Air lime mortars Natural hydraulic lime mortars Ceramic residues
This is a preview of subscription content, log in to check access.
Bakolas, A., Biscontin, G., Moropoulou, A., & Zendri, E. (1998). Characterization of structural byzantine mortars by thermogravimetric analysis. Thermochimica Acta,321, 151–160.CrossRefGoogle Scholar
Baronio, G., Binda, L., & Lombardini, N. (2006). The role of brick pebbles and dust in conglomerates based on hydrated lime and crushed bricks. Construction and Building Materials,11, 33–40.CrossRefGoogle Scholar
Böke, H., Akkurt, S., İpekoğlu, B., & Uğurluet, E. (2006). Characteristics of brick used as aggregate in historic brick-lime mortars and plasters. Cement and Concrete Research,36, 1115–1122.CrossRefGoogle Scholar
Charola, E., Faria-Rodrigues, P., McGhie, A., & Henriques, F. (2005). Pozzolanic components in lime mortars: correlating behaviour, composition and microstructure. Restoration of Buildings and Monuments,11(2), 111–118.CrossRefGoogle Scholar
Gameiro, A., Santos Silva, A., Faria, P., Grilo, J., Branco, T., Veiga, R., et al. (2014). Physical and chemical assessment of lime–metakaolin mortars: Influence of binder: aggregate ratio. Cement & Concrete Composites,45, 264–271.CrossRefGoogle Scholar

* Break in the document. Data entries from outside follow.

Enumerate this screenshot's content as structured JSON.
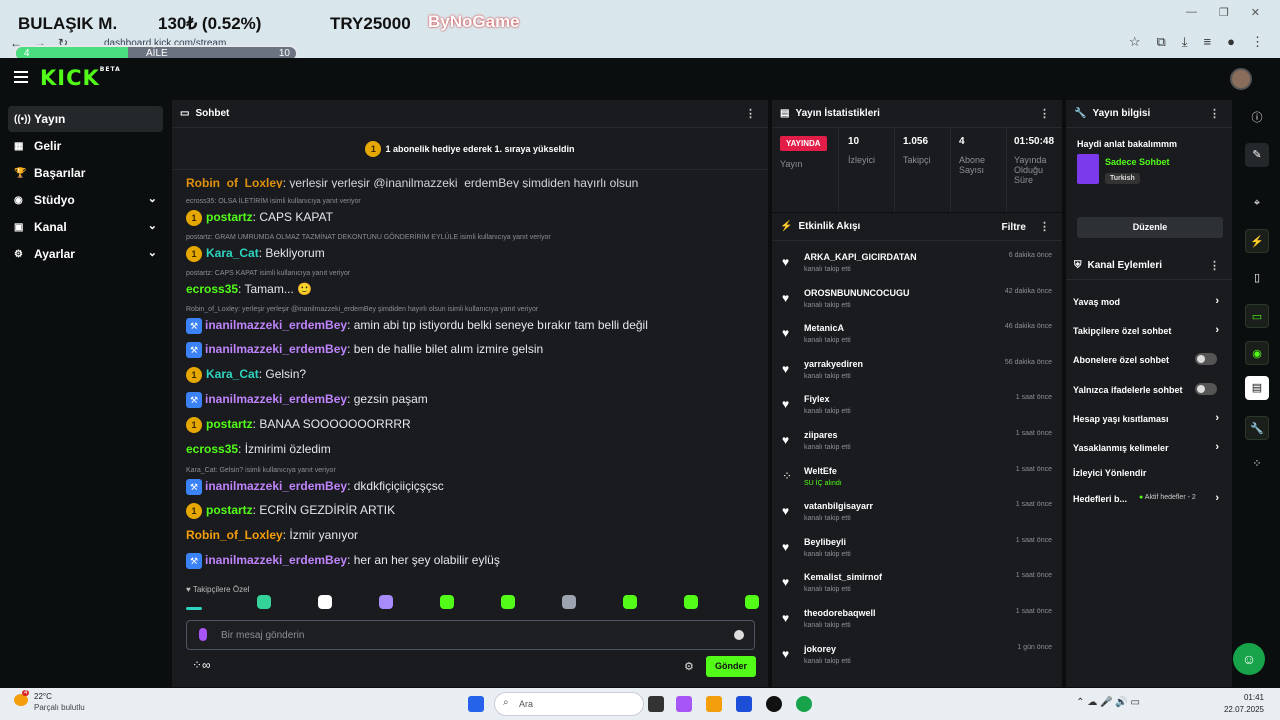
{
  "browser": {
    "url": "dashboard.kick.com/stream",
    "ticker": {
      "stock": "BULAŞIK M.",
      "change": "130₺ (0.52%)",
      "goal": "TRY25000",
      "brand": "ByNoGame"
    },
    "progress": {
      "left": "4",
      "label": "AİLE",
      "right": "10",
      "fill_fraction": 0.4
    }
  },
  "header": {
    "logo": "KICK",
    "logo_sup": "BETA"
  },
  "nav": {
    "items": [
      {
        "label": "Yayın",
        "icon": "broadcast-icon"
      },
      {
        "label": "Gelir",
        "icon": "revenue-icon"
      },
      {
        "label": "Başarılar",
        "icon": "trophy-icon"
      },
      {
        "label": "Stüdyo",
        "icon": "studio-icon"
      },
      {
        "label": "Kanal",
        "icon": "channel-icon"
      },
      {
        "label": "Ayarlar",
        "icon": "gear-icon"
      }
    ]
  },
  "chat": {
    "title": "Sohbet",
    "pinned": "1 abonelik hediye ederek 1. sıraya yükseldin",
    "pinned_badge": "1",
    "top_partial": {
      "user": "Robin_of_Loxley",
      "text": ": yerleşir yerleşir @inanilmazzeki_erdemBey şimdiden hayırlı olsun"
    },
    "messages": [
      {
        "reply": "ecross35: OLSA İLETİRİM isimli kullanıcıya yanıt veriyor",
        "badge": "1",
        "user": "postartz",
        "color": "#53fc18",
        "text": ": CAPS KAPAT"
      },
      {
        "reply": "postartz: GRAM UMRUMDA OLMAZ TAZMİNAT DEKONTUNU GÖNDERİRİM EYLÜLE isimli kullanıcıya yanıt veriyor",
        "badge": "1",
        "user": "Kara_Cat",
        "color": "#2dd4bf",
        "text": ": Bekliyorum"
      },
      {
        "reply": "postartz: CAPS KAPAT isimli kullanıcıya yanıt veriyor",
        "badge": "",
        "user": "ecross35",
        "color": "#53fc18",
        "text": ": Tamam... 🙂"
      },
      {
        "reply": "Robin_of_Loxley: yerleşir yerleşir @inanilmazzeki_erdemBey şimdiden hayırlı olsun isimli kullanıcıya yanıt veriyor",
        "badge": "b",
        "user": "inanilmazzeki_erdemBey",
        "color": "#c084fc",
        "text": ": amin abi tıp istiyordu belki seneye bırakır tam belli değil"
      },
      {
        "reply": "",
        "badge": "b",
        "user": "inanilmazzeki_erdemBey",
        "color": "#c084fc",
        "text": ": ben de hallie bilet alım izmire gelsin"
      },
      {
        "reply": "",
        "badge": "1",
        "user": "Kara_Cat",
        "color": "#2dd4bf",
        "text": ": Gelsin?"
      },
      {
        "reply": "",
        "badge": "b",
        "user": "inanilmazzeki_erdemBey",
        "color": "#c084fc",
        "text": ": gezsin paşam"
      },
      {
        "reply": "",
        "badge": "1",
        "user": "postartz",
        "color": "#53fc18",
        "text": ": BANAA SOOOOOOORRRR"
      },
      {
        "reply": "",
        "badge": "",
        "user": "ecross35",
        "color": "#53fc18",
        "text": ": İzmirimi özledim"
      },
      {
        "reply": "Kara_Cat: Gelsin? isimli kullanıcıya yanıt veriyor",
        "badge": "b",
        "user": "inanilmazzeki_erdemBey",
        "color": "#c084fc",
        "text": ": dkdkfiçiçiiçiçşçsc"
      },
      {
        "reply": "",
        "badge": "1",
        "user": "postartz",
        "color": "#53fc18",
        "text": ": ECRİN GEZDİRİR ARTIK"
      },
      {
        "reply": "",
        "badge": "",
        "user": "Robin_of_Loxley",
        "color": "#f59e0b",
        "text": ": İzmir yanıyor"
      },
      {
        "reply": "",
        "badge": "b",
        "user": "inanilmazzeki_erdemBey",
        "color": "#c084fc",
        "text": ": her an her şey olabilir eylüş"
      }
    ],
    "followers_only": "♥ Takipçilere Özel",
    "placeholder": "Bir mesaj gönderin",
    "send_label": "Gönder",
    "emote_colors": [
      "#2dd4bf",
      "#34d399",
      "#ffffff",
      "#a78bfa",
      "#53fc18",
      "#53fc18",
      "#9ca3af",
      "#53fc18",
      "#53fc18",
      "#53fc18"
    ]
  },
  "stats": {
    "title": "Yayın İstatistikleri",
    "live_label": "YAYINDA",
    "live_sub": "Yayın",
    "viewers": "10",
    "viewers_label": "İzleyici",
    "followers": "1.056",
    "followers_label": "Takipçi",
    "subs": "4",
    "subs_label": "Abone Sayısı",
    "duration": "01:50:48",
    "duration_label": "Yayında Olduğu Süre"
  },
  "activity": {
    "title": "Etkinlik Akışı",
    "filter": "Filtre",
    "items": [
      {
        "name": "ARKA_KAPI_GICIRDATAN",
        "sub": "kanalı takip etti",
        "time": "6 dakika önce"
      },
      {
        "name": "OROSNBUNUNCOCUGU",
        "sub": "kanalı takip etti",
        "time": "42 dakika önce"
      },
      {
        "name": "MetanicA",
        "sub": "kanalı takip etti",
        "time": "46 dakika önce"
      },
      {
        "name": "yarrakyediren",
        "sub": "kanalı takip etti",
        "time": "56 dakika önce"
      },
      {
        "name": "Fiylex",
        "sub": "kanalı takip etti",
        "time": "1 saat önce"
      },
      {
        "name": "ziipares",
        "sub": "kanalı takip etti",
        "time": "1 saat önce"
      },
      {
        "name": "WeltEfe",
        "sub": "SU İÇ alındı",
        "time": "1 saat önce"
      },
      {
        "name": "vatanbilgisayarr",
        "sub": "kanalı takip etti",
        "time": "1 saat önce"
      },
      {
        "name": "Beylibeyli",
        "sub": "kanalı takip etti",
        "time": "1 saat önce"
      },
      {
        "name": "Kemalist_simirnof",
        "sub": "kanalı takip etti",
        "time": "1 saat önce"
      },
      {
        "name": "theodorebaqwell",
        "sub": "kanalı takip etti",
        "time": "1 saat önce"
      },
      {
        "name": "jokorey",
        "sub": "kanalı takip etti",
        "time": "1 gün önce"
      }
    ]
  },
  "stream_info": {
    "title": "Yayın bilgisi",
    "stream_title": "Haydi anlat bakalımmm",
    "category": "Sadece Sohbet",
    "language": "Turkish",
    "edit_label": "Düzenle"
  },
  "channel_actions": {
    "title": "Kanal Eylemleri",
    "items": [
      {
        "label": "Yavaş mod",
        "kind": "arrow"
      },
      {
        "label": "Takipçilere özel sohbet",
        "kind": "arrow"
      },
      {
        "label": "Abonelere özel sohbet",
        "kind": "toggle"
      },
      {
        "label": "Yalnızca ifadelerle sohbet",
        "kind": "toggle"
      },
      {
        "label": "Hesap yaşı kısıtlaması",
        "kind": "arrow"
      },
      {
        "label": "Yasaklanmış kelimeler",
        "kind": "arrow"
      },
      {
        "label": "İzleyici Yönlendir",
        "kind": "none"
      },
      {
        "label": "Hedefleri b...",
        "kind": "arrow"
      }
    ],
    "goals_status": "Aktif hedefler - 2"
  },
  "taskbar": {
    "temp": "22°C",
    "weather": "Parçalı bulutlu",
    "weather_badge": "4",
    "search": "Ara",
    "time": "01:41",
    "date": "22.07.2025"
  }
}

Grilo, J., Faria, P., Veiga, R., Santos Silva, A., Silva, V., & Velosa, A. (2014a). New natural hydraulic lime mortars—Physical and microstructural properties in different curing conditions. Construction and Building Materials,54, 378–384.CrossRefGoogle Scholar
Grilo, J., Santos Silva, A., Faria, P., Gameiro, A., Veiga, R., & Velosa, A. (2014b). Mechanical and mineralogical properties of natural hydraulic lime-metakaolin mortars in different curing conditions. Construction and Building Materials,51, 287–294.CrossRefGoogle Scholar
Moropoulou, A., Bakolas, A., & Anagnostopoulouet, S. (2005). Composite materials in ancient structures. Cement & Concrete Composites,27, 295–300.CrossRefGoogle Scholar
O’Farrell, M., Sabir, B. B., & Wild, S. (2006). Strength and chemical resistance of mortars containing brick manufacturing clays subjected to different treatments. Cement & Concrete Composites,28, 790–799.CrossRefGoogle Scholar
Pereira-de-Oliveira, L. A., Castro-Gomes, João P., & Santos, Pedro M. S. (2012). The potential pozzolanic activity of glass and red-clay ceramic waste as cement mortars components. Construction and Building Materials,31, 197–203.CrossRefGoogle Scholar
Toledo Filho, R. D., Gonçalves, J. P., Americano, B. B., & Fairbairn, E. M. R. (2007). Potential for use of crushed waste calcined-clay brick as a supplementary cementitious material in Brazil. Cement and Concrete Research,37, 1357–1365.CrossRefGoogle Scholar
Veiga, M., Fragata, A., Velosa, A., Magalhães, A., & Margalha, G. (2010). Lime-based mortars: Viability for use as substitution renders in historical buildings. International Journal of Architectural Heritage,4, 177–195.CrossRefGoogle Scholar